The clock is ticking for Gov. John Kasich who has until Friday night to sign the $65 billion state budget that not only fills a revenue shortfall but makes some major policy changes. And there’s at least one change that could set the stage for a veto fight.
The budget bill headed to Kasich’s desk cuts government spending across the board, gets rid of several funds that support local governments, reduces the number of tax brackets, and invests more than $175 million in the opioid epidemic.
State lawmakers long ago stripped out an income tax cut proposed by Gov. John Kasich, which would have been paid for with hikes in sales, alcohol, cigarette and fracking taxes. But as Republican House Finance Chair Ryan Smith of Bidwell explained, there are plenty of other provisions in the bill that exceeds 4,700 pages. He added that the budget process was even more challenging given the simultaneous debate in Congress over health care changes.
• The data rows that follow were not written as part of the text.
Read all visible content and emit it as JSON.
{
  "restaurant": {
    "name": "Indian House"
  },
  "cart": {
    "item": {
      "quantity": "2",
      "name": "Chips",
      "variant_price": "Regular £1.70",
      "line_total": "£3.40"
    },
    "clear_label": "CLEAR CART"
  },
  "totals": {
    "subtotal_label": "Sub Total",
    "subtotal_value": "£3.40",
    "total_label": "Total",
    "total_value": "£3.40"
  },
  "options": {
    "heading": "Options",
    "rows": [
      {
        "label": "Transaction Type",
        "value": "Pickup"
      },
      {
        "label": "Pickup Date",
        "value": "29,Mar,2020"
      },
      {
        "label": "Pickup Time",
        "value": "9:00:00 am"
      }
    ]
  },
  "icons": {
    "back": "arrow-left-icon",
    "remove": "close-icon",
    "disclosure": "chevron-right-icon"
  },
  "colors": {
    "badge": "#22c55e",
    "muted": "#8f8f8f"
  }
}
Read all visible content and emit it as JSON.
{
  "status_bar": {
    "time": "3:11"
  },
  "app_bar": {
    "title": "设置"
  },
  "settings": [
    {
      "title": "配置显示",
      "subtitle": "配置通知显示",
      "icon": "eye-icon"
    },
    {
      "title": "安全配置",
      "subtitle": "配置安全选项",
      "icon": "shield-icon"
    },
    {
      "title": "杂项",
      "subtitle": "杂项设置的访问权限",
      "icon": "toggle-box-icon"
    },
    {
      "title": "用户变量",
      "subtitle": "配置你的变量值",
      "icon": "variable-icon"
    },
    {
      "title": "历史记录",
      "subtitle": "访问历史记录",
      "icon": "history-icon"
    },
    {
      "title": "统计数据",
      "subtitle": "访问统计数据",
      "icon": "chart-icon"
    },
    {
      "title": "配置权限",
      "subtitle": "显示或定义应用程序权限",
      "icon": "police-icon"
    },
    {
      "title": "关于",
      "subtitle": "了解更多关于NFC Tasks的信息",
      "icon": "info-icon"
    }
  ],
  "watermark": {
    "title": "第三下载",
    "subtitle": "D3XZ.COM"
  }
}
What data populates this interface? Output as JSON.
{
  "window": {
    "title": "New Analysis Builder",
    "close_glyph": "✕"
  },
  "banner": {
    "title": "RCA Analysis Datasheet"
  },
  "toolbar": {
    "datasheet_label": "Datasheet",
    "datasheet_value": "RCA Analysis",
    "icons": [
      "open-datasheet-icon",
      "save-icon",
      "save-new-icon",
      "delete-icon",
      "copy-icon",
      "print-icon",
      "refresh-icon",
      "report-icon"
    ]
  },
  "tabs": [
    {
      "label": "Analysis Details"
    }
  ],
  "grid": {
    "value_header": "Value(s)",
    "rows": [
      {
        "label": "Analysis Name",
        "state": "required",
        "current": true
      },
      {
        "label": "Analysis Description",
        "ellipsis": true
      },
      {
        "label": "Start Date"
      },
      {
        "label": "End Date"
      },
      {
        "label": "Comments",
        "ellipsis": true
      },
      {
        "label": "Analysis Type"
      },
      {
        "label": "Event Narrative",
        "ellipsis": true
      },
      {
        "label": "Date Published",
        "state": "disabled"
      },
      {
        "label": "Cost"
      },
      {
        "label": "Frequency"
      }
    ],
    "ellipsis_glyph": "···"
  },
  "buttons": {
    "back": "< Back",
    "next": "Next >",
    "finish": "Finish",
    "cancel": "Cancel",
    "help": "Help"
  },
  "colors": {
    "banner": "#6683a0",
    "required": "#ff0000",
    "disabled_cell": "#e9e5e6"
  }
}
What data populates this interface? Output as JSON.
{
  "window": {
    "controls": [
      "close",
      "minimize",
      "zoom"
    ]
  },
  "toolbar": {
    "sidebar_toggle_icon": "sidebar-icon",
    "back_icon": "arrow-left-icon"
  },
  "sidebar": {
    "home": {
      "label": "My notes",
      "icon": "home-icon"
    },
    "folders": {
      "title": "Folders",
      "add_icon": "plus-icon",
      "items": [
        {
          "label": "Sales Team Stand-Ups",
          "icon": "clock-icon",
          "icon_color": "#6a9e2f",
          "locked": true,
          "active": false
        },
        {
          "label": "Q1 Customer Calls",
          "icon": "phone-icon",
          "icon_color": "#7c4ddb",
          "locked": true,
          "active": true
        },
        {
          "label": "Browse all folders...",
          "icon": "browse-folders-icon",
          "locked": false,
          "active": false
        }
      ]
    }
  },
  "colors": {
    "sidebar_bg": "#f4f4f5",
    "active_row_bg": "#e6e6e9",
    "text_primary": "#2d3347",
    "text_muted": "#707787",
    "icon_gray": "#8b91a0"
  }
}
“This report, which is our budget, is very responsible at a time where heightened uncertainty and not knowing exactly where we’re headed in the form of Medicaid out of Washington," Smith says. "But it makes the necessary investments in basic services while also making additional investment in education and it takes a big step towards combating our biggest challenge in this state.”
A big shortfall
The billion dollar shortfall that opened up after the budget was first proposed in January had lawmakers scrambling to make cuts to state agencies. But Medicaid turned out to be the main topic of debate on the House and Senate. Democrats slammed the provision that freezes Medicaid enrollment for the expansion population next year. That’s for adults up to age 64 who earn less than 138% of the federal poverty level - $28,000 for a family of three.
Democratic Representative Emilia Sykes of Akron said cutting off access to Medicaid to that group would result in two things.
“First, people will die. People will die, I’m going to say that one more time, people will die," Sykes says. "The second fact, this will cost more. People will die and this will cost more. These are the facts. That’s it.”
Democratic Representative Alicia Reece of Cincinnati suggested that the public might not fully realize the decisions their state lawmakers are making.
“While the world was watching Washington, everybody’s upset, everybody’s protesting, everybody’s calling, we were quietly coming in and cutting them at their needs as it relates to Medicaid cause everybody thought it was Washington so if we can just ease our way in we can get this stuff done and nobody will notice cause everybody’s because everybody is focused on Washington,” Reece says.
Medicaid expansion has been the cornerstone to Kasich’s time in office, propelling him into the national spotlight in the recent health care debate. He's said it's key to helping Ohio fight its deadly opioid crisis. During a media event in his office, Kasich was asked about the possibility of vetoing the provision.
“I’m not commenting on anything so forget it," Kasich says. "We’ve got the House and Senate voting today, we’ll have plenty to say when the time is right.”
Ready for a possible veto
But unlike with previous budgets, lawmakers are ready for the veto threat. Republican House Speaker Cliff Rosenberger and Senate President Larry Obhof have both warned that their members are ready to come back over the Independence Day week for a possible vote to override any veto.
“Well we have 59 on the board depending on the several provisions that might happen I don’t want to get ahead of myself, we don’t have any vetoes ahead of us but I think we can definitely come back if we have to,” Rosenberger says.
Obhof also seems to be comfortable with the possibility of having enough votes to overturn a Kasich veto.
He adds that the budget fills the gap left by revenue returns that are falling short of estimates and, aside from the more controversial changes, the plan is something most people can get behind.
“Despite challenging financial circumstances we were able to continue in the state’s priorities, and I think this is going to keep Ohio on the right track,” Obhof says.
A looming deadline
Kasich has by midnight Friday evening to sign the bill and make any vetoes if necessary. The House and Senate would need a 3/5ths majority to override the governor's veto. That means 60 votes in the House and 20 in the Senate.